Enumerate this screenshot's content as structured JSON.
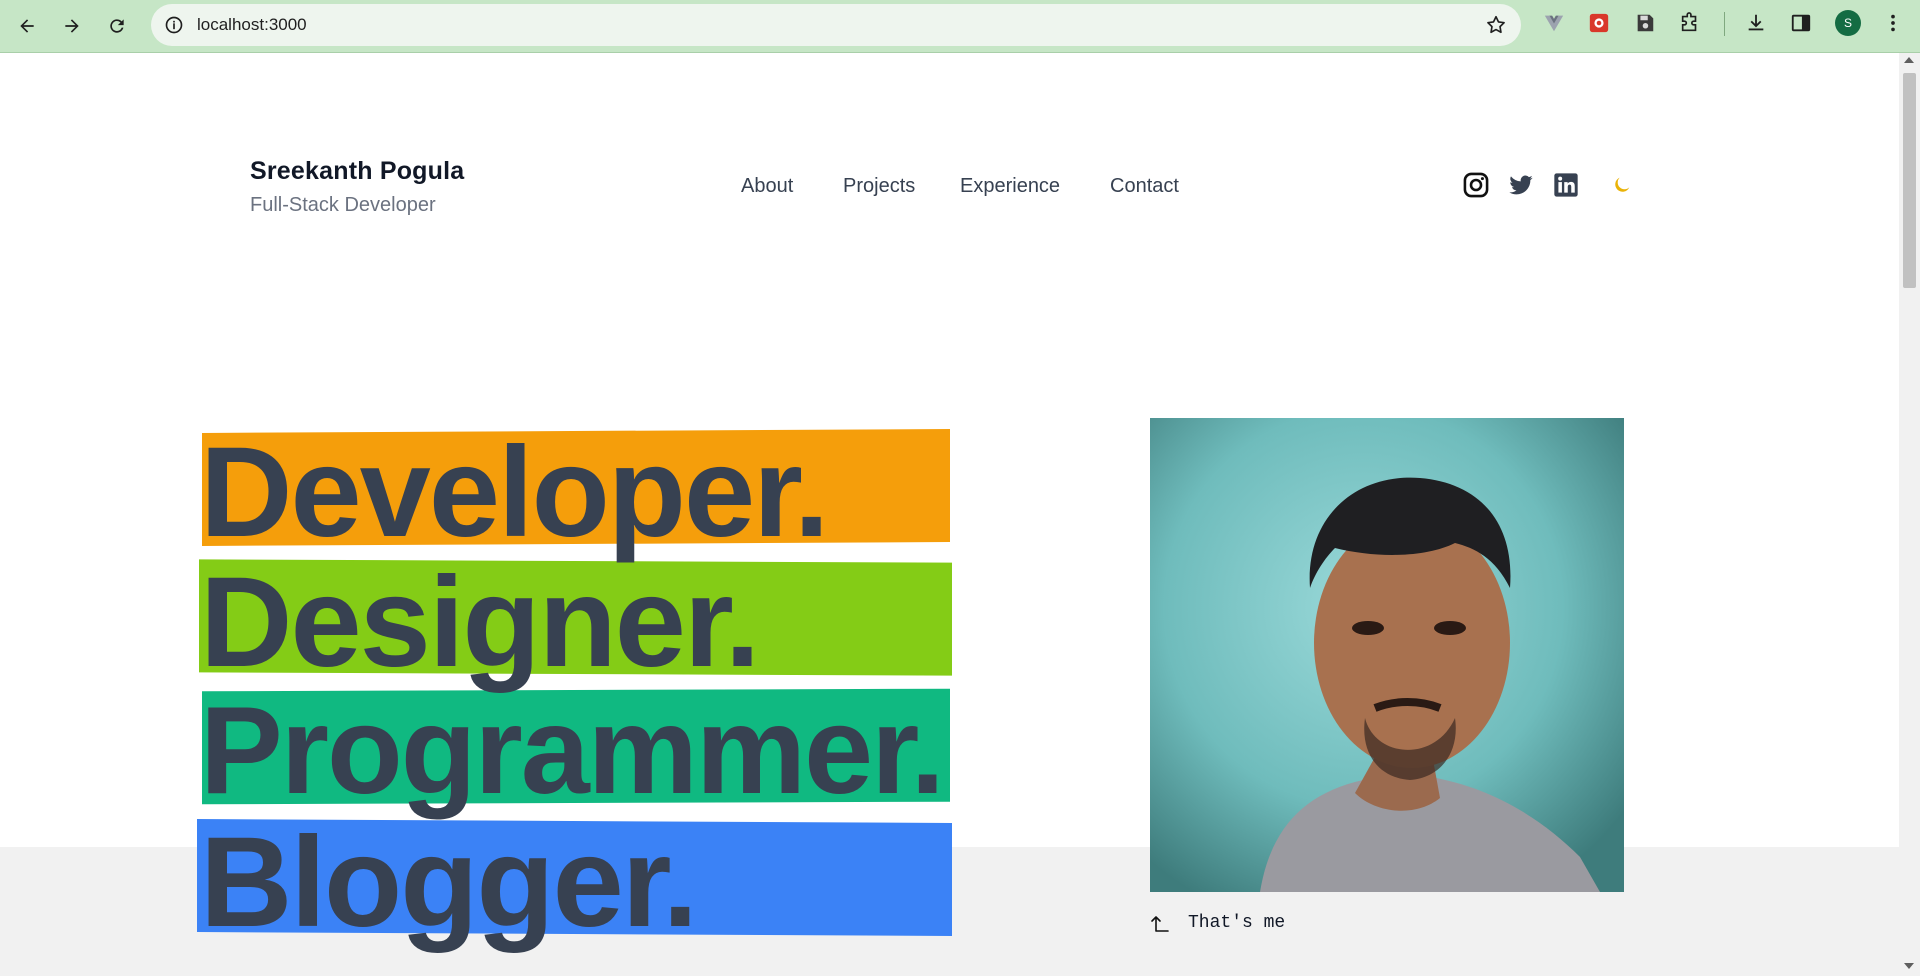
{
  "browser": {
    "url": "localhost:3000",
    "profile_initial": "S",
    "icons": [
      "back-icon",
      "forward-icon",
      "reload-icon",
      "site-info-icon",
      "bookmark-star-icon",
      "vue-devtools-icon",
      "extension-icon",
      "save-icon",
      "puzzle-extensions-icon",
      "download-icon",
      "side-panel-icon",
      "kebab-menu-icon"
    ]
  },
  "header": {
    "name": "Sreekanth Pogula",
    "role": "Full-Stack Developer",
    "nav": [
      "About",
      "Projects",
      "Experience",
      "Contact"
    ],
    "social_icons": [
      "instagram-icon",
      "twitter-icon",
      "linkedin-icon",
      "moon-icon"
    ]
  },
  "hero": {
    "words": [
      {
        "text": "Developer.",
        "color": "#f59e0b"
      },
      {
        "text": "Designer.",
        "color": "#84cc16"
      },
      {
        "text": "Programmer.",
        "color": "#10b981"
      },
      {
        "text": "Blogger.",
        "color": "#3b82f6"
      }
    ],
    "caption": "That's me"
  },
  "colors": {
    "chrome": "#c6e6c6",
    "text_dark": "#374151",
    "moon": "#eab308"
  }
}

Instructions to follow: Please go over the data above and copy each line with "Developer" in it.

Solution for this task:
    "role": "Full-Stack Developer",
        "text": "Developer.",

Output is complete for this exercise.